§ Task objective
Would you filter these records and copy every line that has the word "want"?

↓↓↓

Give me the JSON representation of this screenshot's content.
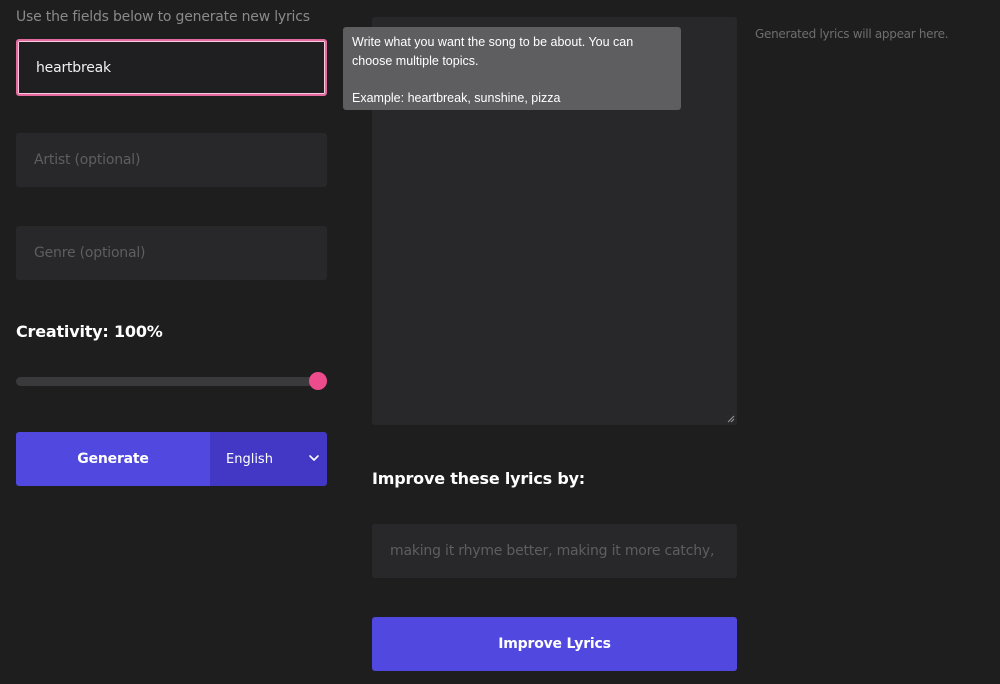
{
  "intro_text": "Use the fields below to generate new lyrics",
  "topic": {
    "value": "heartbreak",
    "placeholder": ""
  },
  "artist": {
    "placeholder": "Artist (optional)"
  },
  "genre": {
    "placeholder": "Genre (optional)"
  },
  "creativity": {
    "label": "Creativity:",
    "value_text": "100%",
    "value": 100
  },
  "generate": {
    "label": "Generate"
  },
  "language": {
    "selected": "English"
  },
  "tooltip": {
    "line1": "Write what you want the song to be about. You can choose multiple topics.",
    "example": "Example: heartbreak, sunshine, pizza"
  },
  "output": {
    "placeholder": "Generated lyrics will appear here."
  },
  "improve": {
    "label": "Improve these lyrics by:",
    "placeholder": "making it rhyme better, making it more catchy, etc.",
    "button_label": "Improve Lyrics"
  },
  "colors": {
    "accent": "#5149df",
    "accent_dark": "#4338c6",
    "focus_border": "#e56a9f",
    "slider_thumb": "#ec4c8c",
    "background": "#1e1e1f",
    "field": "#28282a"
  },
  "icons": {
    "language_dropdown": "chevron-down-icon",
    "textarea_resize": "resize-grip-icon"
  }
}
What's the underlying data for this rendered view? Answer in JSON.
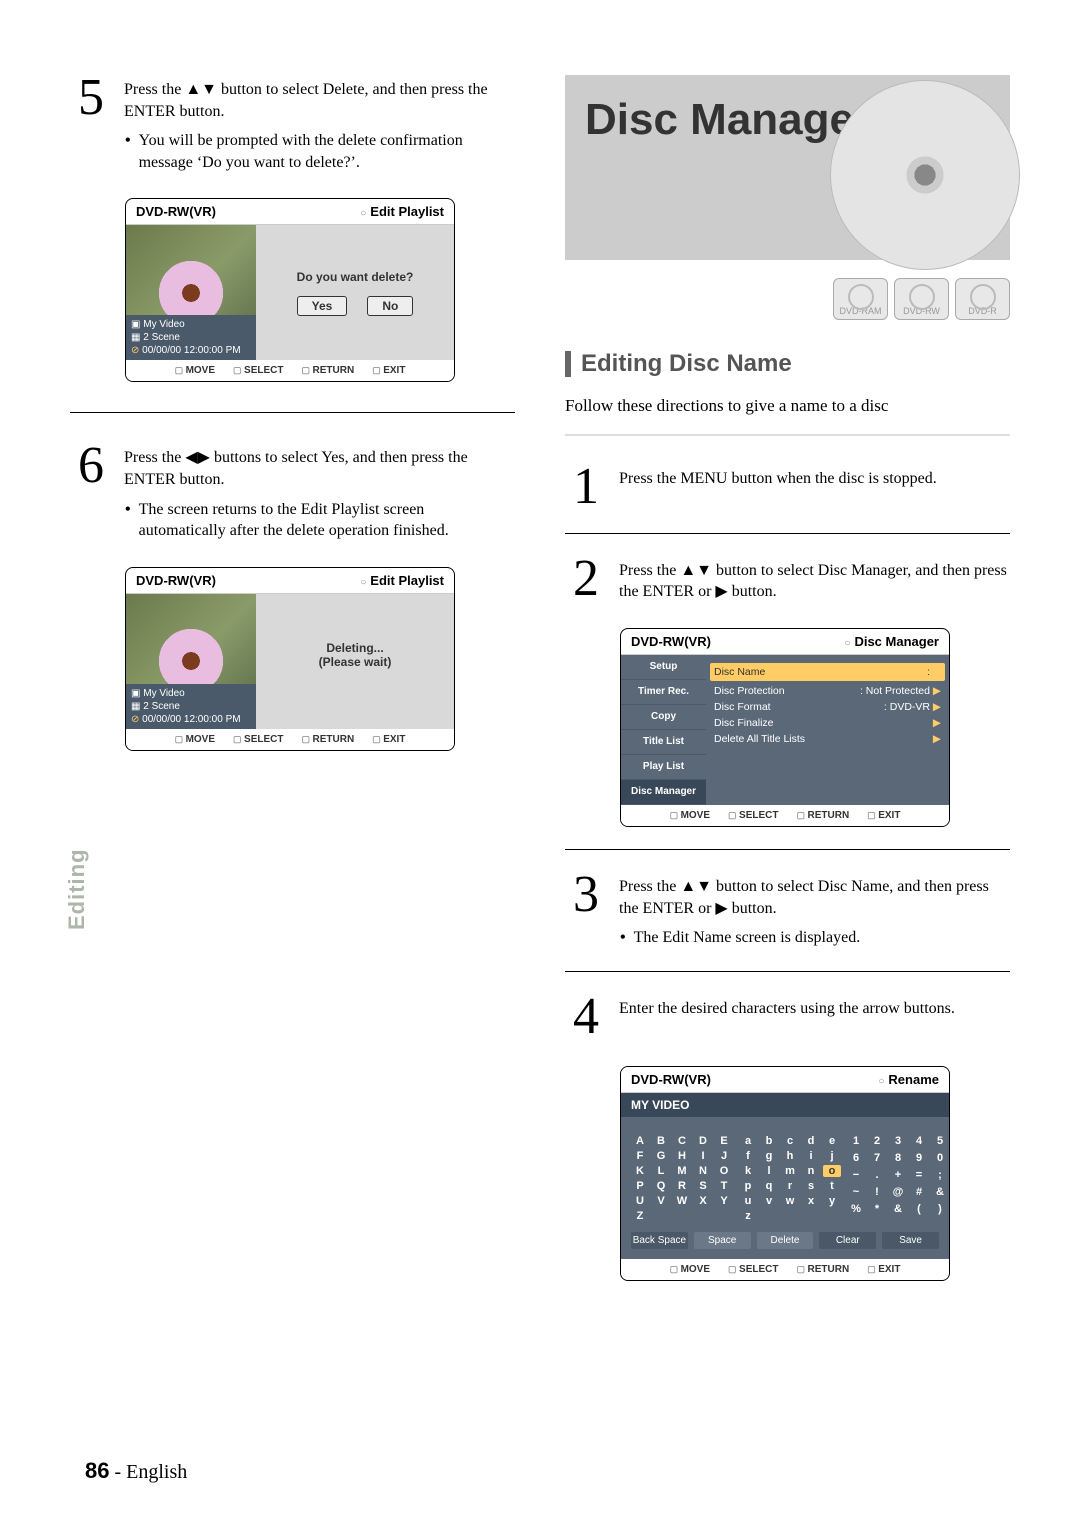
{
  "side_tab": "Editing",
  "footer_page": "86",
  "footer_lang": "English",
  "left": {
    "step5": {
      "num": "5",
      "text_a": "Press the ",
      "text_arrows": "▲▼",
      "text_b": " button to select Delete, and then press the ENTER button.",
      "bullet": "You will be prompted with the delete confirmation message ‘Do you want to delete?’."
    },
    "osd5": {
      "head_left": "DVD-RW(VR)",
      "head_right": "Edit Playlist",
      "thumb_title": "My Video",
      "thumb_scene": "2 Scene",
      "thumb_time": "00/00/00 12:00:00  PM",
      "msg": "Do you want delete?",
      "yes": "Yes",
      "no": "No",
      "foot": {
        "move": "MOVE",
        "select": "SELECT",
        "return": "RETURN",
        "exit": "EXIT"
      }
    },
    "step6": {
      "num": "6",
      "text_a": "Press the ",
      "text_arrows": "◀▶",
      "text_b": " buttons to select Yes, and then press the ENTER button.",
      "bullet": "The screen returns to the Edit Playlist screen automatically after the delete operation finished."
    },
    "osd6": {
      "head_left": "DVD-RW(VR)",
      "head_right": "Edit Playlist",
      "msg1": "Deleting...",
      "msg2": "(Please wait)",
      "thumb_title": "My Video",
      "thumb_scene": "2 Scene",
      "thumb_time": "00/00/00 12:00:00  PM",
      "foot": {
        "move": "MOVE",
        "select": "SELECT",
        "return": "RETURN",
        "exit": "EXIT"
      }
    }
  },
  "right": {
    "hero_title": "Disc Manager",
    "badges": [
      "DVD-RAM",
      "DVD-RW",
      "DVD-R"
    ],
    "section_title": "Editing Disc Name",
    "intro": "Follow these directions to give a name to a disc",
    "step1": {
      "num": "1",
      "text": "Press the MENU button when the disc is stopped."
    },
    "step2": {
      "num": "2",
      "text_a": "Press the ",
      "text_arrows": "▲▼",
      "text_b": " button to select Disc Manager, and then press the ENTER or ",
      "text_arrow2": "▶",
      "text_c": " button."
    },
    "osd2": {
      "head_left": "DVD-RW(VR)",
      "head_right": "Disc Manager",
      "side": [
        "Setup",
        "Timer Rec.",
        "Copy",
        "Title List",
        "Play List",
        "Disc Manager"
      ],
      "rows": [
        {
          "l": "Disc Name",
          "r": ":"
        },
        {
          "l": "Disc Protection",
          "r": ": Not Protected"
        },
        {
          "l": "Disc Format",
          "r": ": DVD-VR"
        },
        {
          "l": "Disc Finalize",
          "r": ""
        },
        {
          "l": "Delete All Title Lists",
          "r": ""
        }
      ],
      "foot": {
        "move": "MOVE",
        "select": "SELECT",
        "return": "RETURN",
        "exit": "EXIT"
      }
    },
    "step3": {
      "num": "3",
      "text_a": "Press the ",
      "text_arrows": "▲▼",
      "text_b": " button to select Disc Name, and then press the ENTER or ",
      "text_arrow2": "▶",
      "text_c": " button.",
      "bullet": "The Edit Name screen is displayed."
    },
    "step4": {
      "num": "4",
      "text": "Enter the desired characters using the arrow buttons."
    },
    "osd4": {
      "head_left": "DVD-RW(VR)",
      "head_right": "Rename",
      "title_field": "MY VIDEO",
      "grid_upper": [
        "A",
        "B",
        "C",
        "D",
        "E",
        "F",
        "G",
        "H",
        "I",
        "J",
        "K",
        "L",
        "M",
        "N",
        "O",
        "P",
        "Q",
        "R",
        "S",
        "T",
        "U",
        "V",
        "W",
        "X",
        "Y",
        "Z",
        "",
        "",
        "",
        ""
      ],
      "grid_lower": [
        "a",
        "b",
        "c",
        "d",
        "e",
        "f",
        "g",
        "h",
        "i",
        "j",
        "k",
        "l",
        "m",
        "n",
        "o",
        "p",
        "q",
        "r",
        "s",
        "t",
        "u",
        "v",
        "w",
        "x",
        "y",
        "z",
        "",
        "",
        "",
        ""
      ],
      "grid_sym": [
        "1",
        "2",
        "3",
        "4",
        "5",
        "6",
        "7",
        "8",
        "9",
        "0",
        "−",
        ".",
        "+",
        "=",
        ";",
        "~",
        "!",
        "@",
        "#",
        "&",
        "%",
        "*",
        "&",
        "(",
        ")",
        "",
        "",
        "",
        "",
        ""
      ],
      "btns": [
        "Back Space",
        "Space",
        "Delete",
        "Clear",
        "Save"
      ],
      "foot": {
        "move": "MOVE",
        "select": "SELECT",
        "return": "RETURN",
        "exit": "EXIT"
      },
      "hl_index": 14
    }
  }
}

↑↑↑

§ Answer box
    "line1": "Write what you want the song to be about. You can choose multiple topics.",
      "bullet": "You will be prompted with the delete confirmation message ‘Do you want to delete?’."
      "msg": "Do you want delete?",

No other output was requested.